In the first half of this year and fourth quarter of 2010, J. Crew experienced softness in women’s. Scully said the collection at that time was “too broad” but now has “a stronger point of view” that’s focused on key categories and items. Also, inventories are more in line with sales trends, and were up 11 percent last quarter compared to 15 percent in the second quarter.
At this juncture, J. Crew considers handbags and shoes “important initiatives” to further bolster the collection. Scully said results in women’s were stronger in the third quarter than recent quarters, and that the business continued to be strong in men’s wear and accessories.
Regarding other growth initiatives, the company sees low-to mid-single-digit square-footage growth domestically in the next three to five years.
Abroad, additional lease signings appear imminent in Canada where J. Crew opened its first store in the Yorkdale Shopping Centre in Toronto earlier this year. After Canada, J. Crew on the international front is most keen on opening stores in the U.K., and potentially Hong Kong and China. From its direct business, J. Crew currently ships to the U.K., France, Germany and Italy and is considering additional western European countries for the next wave.

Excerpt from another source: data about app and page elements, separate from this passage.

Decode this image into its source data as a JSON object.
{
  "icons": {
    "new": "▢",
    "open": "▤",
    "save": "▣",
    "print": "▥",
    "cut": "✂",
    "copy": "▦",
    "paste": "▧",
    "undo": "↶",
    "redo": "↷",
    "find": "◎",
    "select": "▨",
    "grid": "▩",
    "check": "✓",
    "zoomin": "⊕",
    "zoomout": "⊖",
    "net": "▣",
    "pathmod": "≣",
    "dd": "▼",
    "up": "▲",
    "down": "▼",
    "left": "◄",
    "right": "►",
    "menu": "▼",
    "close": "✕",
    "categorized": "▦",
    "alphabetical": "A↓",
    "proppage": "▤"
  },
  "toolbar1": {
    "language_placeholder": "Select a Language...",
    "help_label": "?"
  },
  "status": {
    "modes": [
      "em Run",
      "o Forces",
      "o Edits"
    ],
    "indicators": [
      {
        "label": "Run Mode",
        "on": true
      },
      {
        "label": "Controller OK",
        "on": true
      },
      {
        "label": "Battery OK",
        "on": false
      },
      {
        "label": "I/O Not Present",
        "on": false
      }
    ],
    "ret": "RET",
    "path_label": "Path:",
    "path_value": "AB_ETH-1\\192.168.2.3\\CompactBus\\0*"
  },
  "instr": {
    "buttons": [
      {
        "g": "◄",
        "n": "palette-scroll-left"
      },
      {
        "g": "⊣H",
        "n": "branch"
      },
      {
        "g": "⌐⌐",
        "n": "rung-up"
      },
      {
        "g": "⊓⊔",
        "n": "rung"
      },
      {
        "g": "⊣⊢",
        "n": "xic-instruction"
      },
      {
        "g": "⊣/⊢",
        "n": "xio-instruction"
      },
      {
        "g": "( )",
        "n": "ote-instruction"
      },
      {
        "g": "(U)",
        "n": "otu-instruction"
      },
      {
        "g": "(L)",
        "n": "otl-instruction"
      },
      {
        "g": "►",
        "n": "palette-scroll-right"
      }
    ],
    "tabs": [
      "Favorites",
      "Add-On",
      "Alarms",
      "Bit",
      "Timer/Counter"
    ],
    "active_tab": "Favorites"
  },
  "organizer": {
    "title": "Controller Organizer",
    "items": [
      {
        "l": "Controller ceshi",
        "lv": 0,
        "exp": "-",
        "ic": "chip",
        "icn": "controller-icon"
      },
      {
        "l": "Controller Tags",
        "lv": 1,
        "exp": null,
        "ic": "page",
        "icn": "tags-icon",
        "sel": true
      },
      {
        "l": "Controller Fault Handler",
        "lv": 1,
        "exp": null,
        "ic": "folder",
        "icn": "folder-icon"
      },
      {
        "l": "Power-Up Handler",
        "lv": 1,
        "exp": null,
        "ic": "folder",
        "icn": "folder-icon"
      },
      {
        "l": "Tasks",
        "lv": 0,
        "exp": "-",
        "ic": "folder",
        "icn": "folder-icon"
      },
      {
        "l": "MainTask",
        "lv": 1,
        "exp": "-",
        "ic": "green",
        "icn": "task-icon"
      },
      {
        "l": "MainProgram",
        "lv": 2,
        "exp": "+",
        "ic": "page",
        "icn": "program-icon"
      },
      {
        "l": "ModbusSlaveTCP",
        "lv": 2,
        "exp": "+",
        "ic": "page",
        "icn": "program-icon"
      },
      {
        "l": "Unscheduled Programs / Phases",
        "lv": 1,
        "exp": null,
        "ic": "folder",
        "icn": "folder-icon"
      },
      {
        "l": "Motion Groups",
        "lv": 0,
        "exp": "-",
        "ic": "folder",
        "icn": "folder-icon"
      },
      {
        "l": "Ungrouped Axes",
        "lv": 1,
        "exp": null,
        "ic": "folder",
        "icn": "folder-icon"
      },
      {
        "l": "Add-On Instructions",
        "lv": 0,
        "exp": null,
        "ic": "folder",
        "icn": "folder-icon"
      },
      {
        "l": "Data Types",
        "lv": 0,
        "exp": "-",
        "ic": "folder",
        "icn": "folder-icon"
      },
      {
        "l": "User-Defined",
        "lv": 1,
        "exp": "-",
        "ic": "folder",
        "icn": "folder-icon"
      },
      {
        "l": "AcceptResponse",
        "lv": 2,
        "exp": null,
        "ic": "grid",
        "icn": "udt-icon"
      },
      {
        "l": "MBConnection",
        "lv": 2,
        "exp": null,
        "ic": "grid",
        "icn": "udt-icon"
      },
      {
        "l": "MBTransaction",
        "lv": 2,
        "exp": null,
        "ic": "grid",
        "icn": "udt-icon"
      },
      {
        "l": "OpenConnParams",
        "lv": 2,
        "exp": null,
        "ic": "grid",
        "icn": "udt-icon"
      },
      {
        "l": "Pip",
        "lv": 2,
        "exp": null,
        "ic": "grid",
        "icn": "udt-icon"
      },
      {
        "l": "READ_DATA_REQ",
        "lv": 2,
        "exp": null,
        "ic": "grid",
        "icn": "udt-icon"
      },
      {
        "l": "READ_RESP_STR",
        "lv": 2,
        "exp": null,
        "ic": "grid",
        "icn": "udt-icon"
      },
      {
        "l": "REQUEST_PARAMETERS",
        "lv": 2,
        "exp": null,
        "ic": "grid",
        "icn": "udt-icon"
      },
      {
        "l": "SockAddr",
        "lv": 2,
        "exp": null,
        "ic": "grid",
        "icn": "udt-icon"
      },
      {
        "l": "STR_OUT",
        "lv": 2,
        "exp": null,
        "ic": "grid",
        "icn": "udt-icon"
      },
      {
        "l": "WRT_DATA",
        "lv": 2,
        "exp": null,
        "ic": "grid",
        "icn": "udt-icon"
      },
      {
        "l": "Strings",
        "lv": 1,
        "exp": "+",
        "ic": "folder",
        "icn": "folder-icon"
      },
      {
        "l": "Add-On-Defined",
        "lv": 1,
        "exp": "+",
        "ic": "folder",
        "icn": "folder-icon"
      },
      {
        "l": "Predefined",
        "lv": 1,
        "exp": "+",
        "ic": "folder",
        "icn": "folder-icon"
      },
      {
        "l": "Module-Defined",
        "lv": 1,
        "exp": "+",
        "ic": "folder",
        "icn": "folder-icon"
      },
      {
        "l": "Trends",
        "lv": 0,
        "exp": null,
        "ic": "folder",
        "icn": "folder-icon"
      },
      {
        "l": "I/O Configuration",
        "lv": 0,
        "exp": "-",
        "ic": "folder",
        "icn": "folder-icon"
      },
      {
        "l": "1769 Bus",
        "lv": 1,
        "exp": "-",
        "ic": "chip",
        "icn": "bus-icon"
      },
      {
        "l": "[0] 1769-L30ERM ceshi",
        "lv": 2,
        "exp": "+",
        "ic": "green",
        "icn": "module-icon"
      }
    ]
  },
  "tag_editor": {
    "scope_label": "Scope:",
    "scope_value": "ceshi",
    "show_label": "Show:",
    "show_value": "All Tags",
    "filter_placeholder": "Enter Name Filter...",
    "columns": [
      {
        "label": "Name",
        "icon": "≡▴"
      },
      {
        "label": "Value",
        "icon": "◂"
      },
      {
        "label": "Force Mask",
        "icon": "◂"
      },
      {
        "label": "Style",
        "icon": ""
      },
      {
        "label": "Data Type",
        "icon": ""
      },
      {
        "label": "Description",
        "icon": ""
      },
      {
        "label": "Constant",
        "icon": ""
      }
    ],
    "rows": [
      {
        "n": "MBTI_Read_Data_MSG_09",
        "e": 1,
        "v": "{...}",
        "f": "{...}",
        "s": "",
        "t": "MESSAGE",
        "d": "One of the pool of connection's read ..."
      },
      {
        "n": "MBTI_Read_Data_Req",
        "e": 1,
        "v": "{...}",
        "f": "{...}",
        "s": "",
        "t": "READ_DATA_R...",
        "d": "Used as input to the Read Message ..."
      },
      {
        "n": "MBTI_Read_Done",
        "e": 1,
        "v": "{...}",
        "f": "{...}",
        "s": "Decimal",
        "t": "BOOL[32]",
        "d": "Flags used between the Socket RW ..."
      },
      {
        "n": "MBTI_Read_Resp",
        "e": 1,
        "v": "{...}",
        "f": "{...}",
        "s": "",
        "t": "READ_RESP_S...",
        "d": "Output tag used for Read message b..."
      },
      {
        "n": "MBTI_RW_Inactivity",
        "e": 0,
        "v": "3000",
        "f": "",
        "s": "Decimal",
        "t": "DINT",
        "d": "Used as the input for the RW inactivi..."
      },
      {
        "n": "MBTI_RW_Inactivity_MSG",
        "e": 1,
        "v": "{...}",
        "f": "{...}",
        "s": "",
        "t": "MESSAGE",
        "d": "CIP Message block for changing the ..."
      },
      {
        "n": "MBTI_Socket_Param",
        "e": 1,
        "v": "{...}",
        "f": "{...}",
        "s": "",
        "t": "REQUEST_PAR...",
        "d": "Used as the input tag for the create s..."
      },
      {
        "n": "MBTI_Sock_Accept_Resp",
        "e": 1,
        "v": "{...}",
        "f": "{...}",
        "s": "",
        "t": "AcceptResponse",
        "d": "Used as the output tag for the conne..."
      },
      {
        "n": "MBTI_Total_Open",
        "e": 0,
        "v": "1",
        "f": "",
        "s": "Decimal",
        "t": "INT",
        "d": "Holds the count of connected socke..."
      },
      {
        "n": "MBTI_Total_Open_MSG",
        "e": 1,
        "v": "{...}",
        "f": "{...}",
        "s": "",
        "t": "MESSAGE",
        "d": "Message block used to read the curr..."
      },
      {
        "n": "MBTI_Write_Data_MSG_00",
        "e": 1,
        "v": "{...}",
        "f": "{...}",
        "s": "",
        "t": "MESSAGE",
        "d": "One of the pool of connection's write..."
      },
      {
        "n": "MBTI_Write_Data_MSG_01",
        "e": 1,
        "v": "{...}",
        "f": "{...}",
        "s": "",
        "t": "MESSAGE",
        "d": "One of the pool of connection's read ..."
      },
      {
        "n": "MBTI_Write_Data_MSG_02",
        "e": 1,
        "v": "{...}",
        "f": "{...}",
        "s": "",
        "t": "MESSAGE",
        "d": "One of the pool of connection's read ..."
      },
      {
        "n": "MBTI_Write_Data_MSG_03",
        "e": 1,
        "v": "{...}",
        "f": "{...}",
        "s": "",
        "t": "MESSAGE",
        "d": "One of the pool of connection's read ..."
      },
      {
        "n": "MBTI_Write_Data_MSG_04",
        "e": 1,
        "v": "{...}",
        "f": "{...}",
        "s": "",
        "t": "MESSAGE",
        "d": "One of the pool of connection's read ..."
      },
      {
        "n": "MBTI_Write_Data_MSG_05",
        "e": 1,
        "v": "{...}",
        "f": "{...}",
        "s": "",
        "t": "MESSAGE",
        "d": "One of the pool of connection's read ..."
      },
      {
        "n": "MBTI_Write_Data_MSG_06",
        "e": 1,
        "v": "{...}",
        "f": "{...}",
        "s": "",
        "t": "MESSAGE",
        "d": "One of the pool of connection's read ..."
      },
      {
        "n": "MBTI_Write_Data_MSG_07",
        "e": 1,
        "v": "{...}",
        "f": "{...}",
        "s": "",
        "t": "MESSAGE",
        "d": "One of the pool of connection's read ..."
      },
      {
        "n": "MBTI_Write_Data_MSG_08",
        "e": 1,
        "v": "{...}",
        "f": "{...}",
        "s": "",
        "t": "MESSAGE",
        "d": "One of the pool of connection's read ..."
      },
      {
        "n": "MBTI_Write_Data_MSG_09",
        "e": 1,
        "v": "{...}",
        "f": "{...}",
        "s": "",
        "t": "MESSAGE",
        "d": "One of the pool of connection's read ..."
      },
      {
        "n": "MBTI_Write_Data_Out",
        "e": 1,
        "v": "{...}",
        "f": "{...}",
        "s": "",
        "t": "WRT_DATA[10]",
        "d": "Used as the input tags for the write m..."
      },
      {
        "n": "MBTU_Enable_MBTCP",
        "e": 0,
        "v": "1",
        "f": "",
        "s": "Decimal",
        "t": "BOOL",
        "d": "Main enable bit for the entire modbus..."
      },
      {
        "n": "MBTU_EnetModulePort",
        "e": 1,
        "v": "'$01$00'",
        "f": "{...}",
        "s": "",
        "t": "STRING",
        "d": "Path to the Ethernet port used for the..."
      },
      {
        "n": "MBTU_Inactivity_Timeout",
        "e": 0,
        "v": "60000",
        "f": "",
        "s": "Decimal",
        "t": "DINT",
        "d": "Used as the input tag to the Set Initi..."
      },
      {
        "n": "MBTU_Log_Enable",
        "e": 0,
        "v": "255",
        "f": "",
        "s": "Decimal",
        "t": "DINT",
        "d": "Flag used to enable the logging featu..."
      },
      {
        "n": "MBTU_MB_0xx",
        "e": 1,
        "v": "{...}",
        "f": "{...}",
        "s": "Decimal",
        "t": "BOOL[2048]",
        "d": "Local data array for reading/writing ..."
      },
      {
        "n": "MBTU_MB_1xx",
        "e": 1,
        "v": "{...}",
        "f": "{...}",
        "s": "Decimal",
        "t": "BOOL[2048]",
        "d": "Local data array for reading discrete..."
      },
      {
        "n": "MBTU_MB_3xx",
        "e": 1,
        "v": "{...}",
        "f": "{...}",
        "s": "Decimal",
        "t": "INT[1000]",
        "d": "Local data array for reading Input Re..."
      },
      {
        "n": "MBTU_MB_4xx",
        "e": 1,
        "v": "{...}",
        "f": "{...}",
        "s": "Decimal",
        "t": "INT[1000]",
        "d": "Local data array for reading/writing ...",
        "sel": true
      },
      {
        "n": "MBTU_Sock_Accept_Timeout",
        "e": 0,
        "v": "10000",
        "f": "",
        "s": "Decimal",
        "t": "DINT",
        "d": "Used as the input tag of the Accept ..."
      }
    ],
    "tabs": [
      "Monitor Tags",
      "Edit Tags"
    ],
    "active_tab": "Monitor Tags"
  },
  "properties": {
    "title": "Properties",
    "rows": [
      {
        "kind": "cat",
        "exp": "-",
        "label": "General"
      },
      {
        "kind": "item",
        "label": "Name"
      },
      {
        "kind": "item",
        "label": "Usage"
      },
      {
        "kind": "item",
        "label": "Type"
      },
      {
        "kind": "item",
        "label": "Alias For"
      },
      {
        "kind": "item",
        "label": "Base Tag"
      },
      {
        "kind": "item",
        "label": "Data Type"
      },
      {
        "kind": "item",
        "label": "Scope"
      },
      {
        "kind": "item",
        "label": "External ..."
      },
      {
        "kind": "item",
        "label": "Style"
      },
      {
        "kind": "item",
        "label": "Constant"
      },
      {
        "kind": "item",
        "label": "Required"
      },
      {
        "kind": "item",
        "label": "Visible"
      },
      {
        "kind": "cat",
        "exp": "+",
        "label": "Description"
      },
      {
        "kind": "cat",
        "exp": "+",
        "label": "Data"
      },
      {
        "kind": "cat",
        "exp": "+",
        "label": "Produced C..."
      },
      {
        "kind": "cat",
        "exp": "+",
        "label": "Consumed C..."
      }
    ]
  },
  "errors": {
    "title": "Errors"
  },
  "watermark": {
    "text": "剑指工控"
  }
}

Square footage on outlets will grow 10 percent over the next three to five years, and the direct business is seen experiencing “outsized” growth in the period.
Merchandise margins were up 40 basis points and would have been double that were it not for the reduction in shipping revenues due to more free shipping.
The Madewell division is moving forward. Upwards of 20 openings are seen for next year, compared to 13 this year. That should bring the total number of Madewell units to more than 50 in 2012. Madewell has yet to turn a profit but is expected to eventually as it gains scale to ease the growing pains and leverage the cost structure.